If you have a bunch of machines (real or virtual) with different system values, you can configure them as Remote Builders. That way, when Nix encounters derivations with an unsupported system, it can SSH into those other machines to do the build there!

We can evaluate this .nix file to produce a .drv file by using the nix-instantiate command:

$ nix-instantiate example.nix
warning: you did not specify '--add-root'; the result might be removed by the garbage collector

This is much better than having to mess around with hashes, or write files with strings of ATerm-formatted data, etc. In fact, pretty much all derivations specified using Nixlang (including those in the Nixpkgs repository) are ultimately calling this builtins.derivation function behind the scenes.

Again, we can “realise” this derivation, to build its output:

$ nix-store --realise /nix/store/xh3q9dd1r0nk87kyj2pqf9kscvqsip80-myName.drv
this derivation will be built:
building '/nix/store/xh3q9dd1r0nk87kyj2pqf9kscvqsip80-myName.drv'...
warning: you did not specify '--add-root'; the result might be removed by the garbage collector
$ cat /nix/store/l56ckxgxa4x50n3v4bamvdrrbqjyl7zm-myName

Whilst nix-instantiate and nix-store --realise are useful to make it clear what’s going on (generating a .drv then getting its outputs), in practice we can just use the simpler nix-build command, which accepts either a .drv file or a .nix file (among other things!):

$ nix-build example.nix

Note that this time we did not get a RUNNING message, or anything mentioning “building” or “garbage collectors”. That’s because the output already exists, so Nix did not need to run anything!

We can make life even easier by renaming our file to default.nix: that way, we can run nix-build without having to specify any filename!

$ mv example.nix default.nix
$ nix-build

Going forward

I’ve described the most basic, fundamental workings of Nix, which hopefully gives you a solid understanding to build upon. However, not only is there much more to the Nix tool itself, but there’s now an entire “ecosystem” built around it, such as Nixpkgs, NixOS, NixOps, Cachix, etc.
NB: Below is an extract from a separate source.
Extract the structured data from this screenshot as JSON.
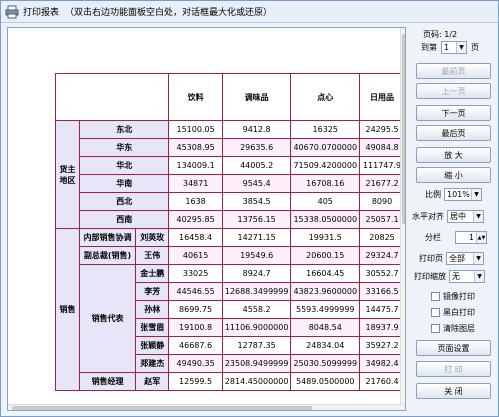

New features are pushing what’s possible, and simplifying what’s useful.

If you want to start playing around, I highly recommend using the nix repl command, looking through the Nix manual, and following some of the excellent documentation and resources people have put online!